After looking at the errors being generated we noticed the connection attempts were all happening on ports 10140/10141/10125/10126. Looking over the CMG documentation for ports in use, it calls out that these ports are used when you are using multiple instances to run the CMG, but if you deploy just a single instance it will use only port 443. We were able to confirm with our security team that the ports for multiple instances were being blocked by our firewall. We removed our multiple instance CMG and set it up again this time specifying a single instance to build out in Azure and once the management point picked up the change in DNS resolution to the new IP address of the rebuilt instance it was able to connect successfully.

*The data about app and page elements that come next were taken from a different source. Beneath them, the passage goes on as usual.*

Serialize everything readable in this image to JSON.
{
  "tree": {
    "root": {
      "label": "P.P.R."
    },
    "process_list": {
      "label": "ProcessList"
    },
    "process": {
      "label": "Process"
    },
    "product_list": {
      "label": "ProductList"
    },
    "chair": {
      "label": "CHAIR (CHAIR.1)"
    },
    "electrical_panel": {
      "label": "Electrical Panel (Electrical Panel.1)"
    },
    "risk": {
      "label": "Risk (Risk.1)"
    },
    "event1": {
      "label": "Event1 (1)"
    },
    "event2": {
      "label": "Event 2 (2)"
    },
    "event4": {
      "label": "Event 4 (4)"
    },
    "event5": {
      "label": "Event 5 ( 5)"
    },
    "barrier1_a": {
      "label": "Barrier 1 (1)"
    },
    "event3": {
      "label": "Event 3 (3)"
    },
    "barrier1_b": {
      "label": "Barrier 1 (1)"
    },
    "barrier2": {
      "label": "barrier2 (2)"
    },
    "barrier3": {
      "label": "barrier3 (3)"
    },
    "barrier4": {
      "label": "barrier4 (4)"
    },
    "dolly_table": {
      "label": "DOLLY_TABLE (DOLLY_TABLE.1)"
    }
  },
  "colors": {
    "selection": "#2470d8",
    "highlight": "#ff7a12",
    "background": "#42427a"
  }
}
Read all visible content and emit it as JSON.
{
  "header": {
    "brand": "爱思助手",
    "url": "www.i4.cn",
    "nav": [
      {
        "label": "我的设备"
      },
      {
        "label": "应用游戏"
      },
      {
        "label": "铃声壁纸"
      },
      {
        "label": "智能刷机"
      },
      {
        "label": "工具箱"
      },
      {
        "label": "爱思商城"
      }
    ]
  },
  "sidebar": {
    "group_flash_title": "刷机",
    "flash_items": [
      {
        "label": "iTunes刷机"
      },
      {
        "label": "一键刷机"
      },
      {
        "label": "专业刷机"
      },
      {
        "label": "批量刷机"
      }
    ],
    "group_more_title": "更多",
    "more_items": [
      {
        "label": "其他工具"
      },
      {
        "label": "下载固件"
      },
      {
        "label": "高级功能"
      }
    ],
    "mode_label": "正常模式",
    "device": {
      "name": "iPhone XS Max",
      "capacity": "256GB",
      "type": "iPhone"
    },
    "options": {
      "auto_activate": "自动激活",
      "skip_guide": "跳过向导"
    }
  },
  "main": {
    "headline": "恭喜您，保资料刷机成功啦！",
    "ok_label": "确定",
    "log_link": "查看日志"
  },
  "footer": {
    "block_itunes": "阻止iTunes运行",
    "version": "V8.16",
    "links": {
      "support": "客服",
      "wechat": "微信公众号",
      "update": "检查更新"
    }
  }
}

Now that I appeared to have a fully function CMG, I configured a test client to use internet communications only and tried to perform a policy check. This failed due to what I believe is an issue with the SSL certificate that we have installed on the management point. Once I have a solution to that issue I will update this post with more information, but I thought it would be helpful to others to get these first few errors I encountered out on the web and indexed by Google so they can be found.